▸ What you should do: Please quote only the lines that start at the one with "Parse this screenshot: output" and go on to the last line of the data, both ends kept.

▸ Records for processing:

----

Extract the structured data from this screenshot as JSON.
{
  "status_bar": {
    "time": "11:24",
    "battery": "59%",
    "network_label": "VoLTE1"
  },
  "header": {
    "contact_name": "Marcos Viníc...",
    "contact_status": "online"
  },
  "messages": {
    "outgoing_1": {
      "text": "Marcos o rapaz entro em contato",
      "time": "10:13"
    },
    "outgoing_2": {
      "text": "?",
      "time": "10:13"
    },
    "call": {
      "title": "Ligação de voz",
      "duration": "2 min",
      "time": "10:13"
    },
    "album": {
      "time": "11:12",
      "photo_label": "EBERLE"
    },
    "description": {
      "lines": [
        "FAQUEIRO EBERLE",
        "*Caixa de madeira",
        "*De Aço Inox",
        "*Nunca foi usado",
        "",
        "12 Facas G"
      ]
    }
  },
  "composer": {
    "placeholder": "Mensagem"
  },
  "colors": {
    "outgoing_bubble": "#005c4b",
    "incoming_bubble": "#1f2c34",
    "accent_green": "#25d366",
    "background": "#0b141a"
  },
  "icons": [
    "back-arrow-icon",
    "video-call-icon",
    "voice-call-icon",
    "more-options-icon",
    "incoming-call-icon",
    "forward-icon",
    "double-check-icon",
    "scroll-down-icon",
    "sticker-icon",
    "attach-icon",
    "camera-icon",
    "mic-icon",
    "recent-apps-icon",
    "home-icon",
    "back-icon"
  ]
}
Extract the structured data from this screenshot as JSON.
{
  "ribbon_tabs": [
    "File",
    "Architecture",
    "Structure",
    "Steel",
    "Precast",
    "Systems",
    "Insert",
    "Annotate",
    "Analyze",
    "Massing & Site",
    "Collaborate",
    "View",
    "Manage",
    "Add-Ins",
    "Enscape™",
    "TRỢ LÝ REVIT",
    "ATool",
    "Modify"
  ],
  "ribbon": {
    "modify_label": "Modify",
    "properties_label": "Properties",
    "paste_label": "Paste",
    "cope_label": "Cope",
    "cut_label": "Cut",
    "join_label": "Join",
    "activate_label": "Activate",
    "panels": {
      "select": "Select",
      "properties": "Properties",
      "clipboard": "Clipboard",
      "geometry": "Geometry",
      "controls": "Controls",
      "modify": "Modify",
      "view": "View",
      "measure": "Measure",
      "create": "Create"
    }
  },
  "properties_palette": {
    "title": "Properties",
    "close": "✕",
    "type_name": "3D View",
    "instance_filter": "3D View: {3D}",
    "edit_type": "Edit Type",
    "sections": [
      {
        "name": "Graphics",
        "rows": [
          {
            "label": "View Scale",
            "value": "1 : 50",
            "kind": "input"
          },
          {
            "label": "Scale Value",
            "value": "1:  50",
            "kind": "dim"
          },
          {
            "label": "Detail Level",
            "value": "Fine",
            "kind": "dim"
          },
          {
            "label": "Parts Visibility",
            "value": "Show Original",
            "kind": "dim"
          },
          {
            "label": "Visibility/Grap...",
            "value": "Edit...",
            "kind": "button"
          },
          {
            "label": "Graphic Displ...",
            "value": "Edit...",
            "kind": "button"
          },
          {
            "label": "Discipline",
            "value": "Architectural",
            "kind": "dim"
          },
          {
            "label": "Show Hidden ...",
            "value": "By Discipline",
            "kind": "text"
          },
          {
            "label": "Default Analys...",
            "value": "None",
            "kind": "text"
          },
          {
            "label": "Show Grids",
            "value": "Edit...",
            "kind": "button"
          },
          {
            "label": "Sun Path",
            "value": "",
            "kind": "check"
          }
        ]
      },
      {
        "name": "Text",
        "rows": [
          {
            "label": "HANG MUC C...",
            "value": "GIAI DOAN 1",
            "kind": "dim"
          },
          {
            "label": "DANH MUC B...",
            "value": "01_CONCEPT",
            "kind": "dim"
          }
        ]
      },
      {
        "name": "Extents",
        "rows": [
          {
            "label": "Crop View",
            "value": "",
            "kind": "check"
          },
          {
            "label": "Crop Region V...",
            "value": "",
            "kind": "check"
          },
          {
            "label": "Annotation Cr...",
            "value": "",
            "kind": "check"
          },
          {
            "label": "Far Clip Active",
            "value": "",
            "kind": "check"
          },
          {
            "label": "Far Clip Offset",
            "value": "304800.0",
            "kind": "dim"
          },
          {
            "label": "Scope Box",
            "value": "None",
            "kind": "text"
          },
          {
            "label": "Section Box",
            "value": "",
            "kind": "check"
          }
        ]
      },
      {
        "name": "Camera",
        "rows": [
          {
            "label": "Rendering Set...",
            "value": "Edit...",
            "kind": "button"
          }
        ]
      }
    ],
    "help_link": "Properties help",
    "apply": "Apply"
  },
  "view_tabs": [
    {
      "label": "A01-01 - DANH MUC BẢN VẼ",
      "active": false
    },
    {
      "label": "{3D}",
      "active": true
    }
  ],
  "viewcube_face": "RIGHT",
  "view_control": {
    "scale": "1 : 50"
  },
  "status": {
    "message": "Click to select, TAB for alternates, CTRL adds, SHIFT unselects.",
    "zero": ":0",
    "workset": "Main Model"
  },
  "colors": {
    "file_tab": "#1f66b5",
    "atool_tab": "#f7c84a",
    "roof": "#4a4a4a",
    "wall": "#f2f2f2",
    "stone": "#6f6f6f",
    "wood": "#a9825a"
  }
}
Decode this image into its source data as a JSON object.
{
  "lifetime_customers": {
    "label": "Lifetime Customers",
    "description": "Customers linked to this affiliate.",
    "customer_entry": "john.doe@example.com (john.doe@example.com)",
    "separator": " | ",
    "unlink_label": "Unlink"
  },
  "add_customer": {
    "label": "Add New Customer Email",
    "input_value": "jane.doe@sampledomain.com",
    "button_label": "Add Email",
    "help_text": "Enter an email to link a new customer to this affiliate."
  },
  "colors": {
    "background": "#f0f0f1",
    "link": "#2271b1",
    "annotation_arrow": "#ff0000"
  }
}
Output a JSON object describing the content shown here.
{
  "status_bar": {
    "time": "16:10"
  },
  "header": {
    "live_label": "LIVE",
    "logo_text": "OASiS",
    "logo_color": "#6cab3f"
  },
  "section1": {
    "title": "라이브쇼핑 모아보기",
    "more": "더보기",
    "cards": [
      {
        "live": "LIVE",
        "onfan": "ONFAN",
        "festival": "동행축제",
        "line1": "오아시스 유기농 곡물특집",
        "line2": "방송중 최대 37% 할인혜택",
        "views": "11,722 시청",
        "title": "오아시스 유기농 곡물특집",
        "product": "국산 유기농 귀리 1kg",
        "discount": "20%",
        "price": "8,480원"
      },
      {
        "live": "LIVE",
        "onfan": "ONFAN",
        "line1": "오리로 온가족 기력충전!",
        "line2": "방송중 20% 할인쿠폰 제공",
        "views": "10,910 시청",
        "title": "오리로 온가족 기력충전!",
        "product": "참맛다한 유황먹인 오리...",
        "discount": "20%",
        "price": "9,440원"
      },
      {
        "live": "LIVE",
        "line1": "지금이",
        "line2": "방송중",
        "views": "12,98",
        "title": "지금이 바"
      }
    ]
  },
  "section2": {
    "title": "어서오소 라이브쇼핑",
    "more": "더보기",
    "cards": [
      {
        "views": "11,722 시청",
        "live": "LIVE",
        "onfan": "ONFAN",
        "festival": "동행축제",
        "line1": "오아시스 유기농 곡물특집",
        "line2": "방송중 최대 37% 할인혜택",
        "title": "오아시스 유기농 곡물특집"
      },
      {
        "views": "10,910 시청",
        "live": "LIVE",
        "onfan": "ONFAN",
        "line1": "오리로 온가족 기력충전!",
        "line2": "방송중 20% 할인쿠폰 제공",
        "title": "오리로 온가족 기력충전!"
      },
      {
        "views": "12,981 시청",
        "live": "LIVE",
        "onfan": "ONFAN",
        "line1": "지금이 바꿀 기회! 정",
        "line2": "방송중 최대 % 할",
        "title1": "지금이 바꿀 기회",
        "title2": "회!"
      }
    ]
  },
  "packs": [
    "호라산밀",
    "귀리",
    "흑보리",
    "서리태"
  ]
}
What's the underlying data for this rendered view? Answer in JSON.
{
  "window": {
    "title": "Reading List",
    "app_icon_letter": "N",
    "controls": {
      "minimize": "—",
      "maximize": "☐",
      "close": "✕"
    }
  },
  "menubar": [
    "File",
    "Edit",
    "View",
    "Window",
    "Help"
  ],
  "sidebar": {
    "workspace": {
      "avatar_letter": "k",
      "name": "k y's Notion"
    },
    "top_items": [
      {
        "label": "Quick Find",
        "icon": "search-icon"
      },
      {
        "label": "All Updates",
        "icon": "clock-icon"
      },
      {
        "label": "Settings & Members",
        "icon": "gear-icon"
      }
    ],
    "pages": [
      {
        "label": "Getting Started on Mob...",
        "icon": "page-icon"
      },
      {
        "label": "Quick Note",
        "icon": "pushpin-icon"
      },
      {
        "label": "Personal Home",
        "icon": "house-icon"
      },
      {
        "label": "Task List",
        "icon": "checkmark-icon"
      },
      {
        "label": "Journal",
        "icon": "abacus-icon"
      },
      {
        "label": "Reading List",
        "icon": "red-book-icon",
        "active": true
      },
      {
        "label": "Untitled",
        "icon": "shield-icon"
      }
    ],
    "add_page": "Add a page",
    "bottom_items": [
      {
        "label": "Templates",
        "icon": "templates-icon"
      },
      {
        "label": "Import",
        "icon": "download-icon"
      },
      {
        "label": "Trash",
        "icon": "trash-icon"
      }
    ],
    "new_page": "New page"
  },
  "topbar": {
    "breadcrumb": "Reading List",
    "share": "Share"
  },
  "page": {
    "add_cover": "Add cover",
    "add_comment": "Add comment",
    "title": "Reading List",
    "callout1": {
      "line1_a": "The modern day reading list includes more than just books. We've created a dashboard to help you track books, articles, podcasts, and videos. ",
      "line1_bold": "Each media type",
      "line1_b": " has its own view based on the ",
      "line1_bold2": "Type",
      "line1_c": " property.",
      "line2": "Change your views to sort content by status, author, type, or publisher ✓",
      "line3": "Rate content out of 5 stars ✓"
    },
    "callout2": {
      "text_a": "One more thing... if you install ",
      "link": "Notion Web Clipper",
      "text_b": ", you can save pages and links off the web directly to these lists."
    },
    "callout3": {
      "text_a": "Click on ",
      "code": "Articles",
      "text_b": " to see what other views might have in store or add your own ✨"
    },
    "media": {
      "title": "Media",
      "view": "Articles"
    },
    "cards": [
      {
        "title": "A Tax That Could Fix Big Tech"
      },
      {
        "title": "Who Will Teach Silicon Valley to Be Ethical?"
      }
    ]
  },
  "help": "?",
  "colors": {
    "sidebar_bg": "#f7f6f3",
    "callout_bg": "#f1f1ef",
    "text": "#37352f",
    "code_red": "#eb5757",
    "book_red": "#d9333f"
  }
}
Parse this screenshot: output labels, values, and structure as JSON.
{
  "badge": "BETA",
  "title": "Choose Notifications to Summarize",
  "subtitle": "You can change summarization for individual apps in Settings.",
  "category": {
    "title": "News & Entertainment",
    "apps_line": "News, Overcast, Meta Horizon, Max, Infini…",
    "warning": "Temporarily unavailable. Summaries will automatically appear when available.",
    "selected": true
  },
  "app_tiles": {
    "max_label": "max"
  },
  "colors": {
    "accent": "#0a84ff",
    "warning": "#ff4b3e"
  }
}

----

▸ Solution for this problem:
Parse this screenshot: output labels, values, and structure as JSON.
{
  "badge": "BETA",
  "title": "Choose Notifications to Summarize",
  "subtitle": "You can change summarization for individual apps in Settings.",
  "category": {
    "title": "News & Entertainment",
    "apps_line": "News, Overcast, Meta Horizon, Max, Infini…",
    "warning": "Temporarily unavailable. Summaries will automatically appear when available.",
    "selected": true
  },
  "app_tiles": {
    "max_label": "max"
  },
  "colors": {
    "accent": "#0a84ff",
    "warning": "#ff4b3e"
  }
}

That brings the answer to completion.